White sets out the alliance dilemmas: Does the U.S. have the power and resolve to remain the major regional power, in the face of China’s campaign to push it out? Under what circumstances would Australia refuse to join the U.S. in a war with China?
White dwells on the serious alliance point that Charles de Gaulle made in an unserious way: ‘Treaties, you see, are like girls and roses; they last while they last.’
The White version of the alliance is not the sentimental ‘100 years of mateship’, but the simple truth that real alliances only function and endure when the benefits justify the costs for both sides:
America has remained our ally for so long because the alliance has cost it very little, and it has helped support America’s leadership in Asia. The further America steps back from regional leadership, the less valuable the alliance will be, while the costs of supporting Australia will grow as Asia becomes more turbulent and our strategic risks increase. The alliance will therefore weaken, and quite possibly disappear, as our alliance with Britain weakened and disappeared. But this time, if that happens, there will be no new ‘great and powerful friend’ to take its place. We will really be on our own.
This is not good news.
The love-what-we’ve-got line from White is to dismiss the ‘big mistake’ of those who regret or resent strategic dependence on the U.S. and would welcome the passing of the alliance.
‘We have been very fortunate to live under America’s protection for so long’, he writes, ‘and we will sorely miss it when it has gone. It would never make sense for Australia to walk away from the alliance—as long as America remained committed to it and had a credible chance of remaining a major power in Asia. But when that is no longer true, we have no choice but to look to the alternatives.’
‘The erosion of America’s position in Asia, and of our alliance with America’, he suggests, ‘may happen quite quickly, but even if it happens slowly we still need to move fast to review our defence policy in response’. As White writes:
Any war with China—especially over an issue like Taiwan—would risk becoming a very big war indeed. Deciding to fight would be nothing like the decision to help invade Iraq or even to fight in Vietnam. It would be more like the decision for war in 1914 or 1939. The war could easily become nuclear, and potentially the worst war in history. Australia could easily be attacked directly. Even if we were not, our country would be altered profoundly. And there is no assurance that our side would win. Indeed, it is not clear what America ‘winning’ a major war with China would mean …
China, for all its faults, is not Nazi Germany, and it is far from clear that containing its ambitions would justify a war on the scale that might be required. So it is wrong to think that we would not have any choice, or that if we did we would most probably choose to fight. There is a real chance that Australia would decide against supporting America in a war with China—even though that would probably cost us our alliance.

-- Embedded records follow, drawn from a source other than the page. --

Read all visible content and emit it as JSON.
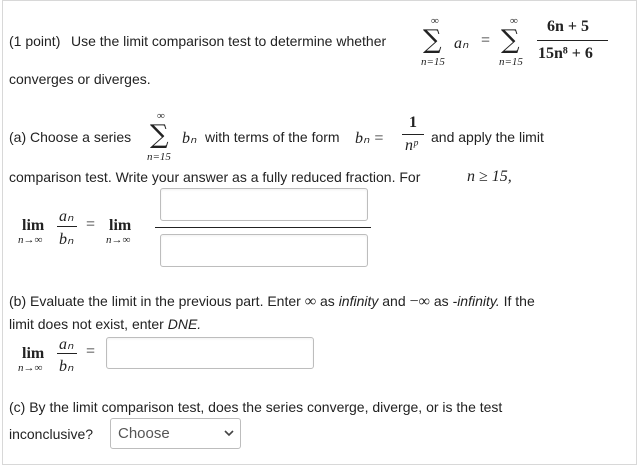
{
  "problem": {
    "points": "(1 point)",
    "intro": "Use the limit comparison test to determine whether",
    "converges_text": "converges or diverges."
  },
  "series_top": {
    "upper": "∞",
    "lower": "n=15",
    "term": "aₙ",
    "equals": "=",
    "numerator": "6n + 5",
    "denominator": "15n⁸ + 6"
  },
  "part_a": {
    "prefix": "(a) Choose a series",
    "upper": "∞",
    "lower": "n=15",
    "term": "bₙ",
    "middle": "with terms of the form",
    "form_lhs": "bₙ =",
    "form_num": "1",
    "form_den": "nᵖ",
    "suffix": "and apply the limit",
    "line2": "comparison test. Write your answer as a fully reduced fraction. For",
    "condition": "n ≥ 15,",
    "lim": "lim",
    "lim_sub": "n→∞",
    "ratio_num": "aₙ",
    "ratio_den": "bₙ",
    "equals": "="
  },
  "part_b": {
    "text1": "(b) Evaluate the limit in the previous part. Enter",
    "inf_symbol": "∞",
    "text2": "as",
    "infinity_word": "infinity",
    "text3": "and",
    "neg_inf_symbol": "−∞",
    "text4": "as",
    "neg_infinity_word": "-infinity.",
    "text5": "If the",
    "line2": "limit does not exist, enter",
    "dne": "DNE.",
    "lim": "lim",
    "lim_sub": "n→∞",
    "ratio_num": "aₙ",
    "ratio_den": "bₙ",
    "equals": "="
  },
  "part_c": {
    "line1": "(c) By the limit comparison test, does the series converge, diverge, or is the test",
    "line2": "inconclusive?",
    "select_value": "Choose"
  }
}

Australia enters new territory.
The biggest threat to our alliance with the U.S. now comes from both the U.S. and China. To discuss the alliance and defending Australia, here is the first of my interviews with Hugh White.
Graeme Dobell is ASPI’s journalist fellow.
This article appeared originally at The Strategist (ASPI).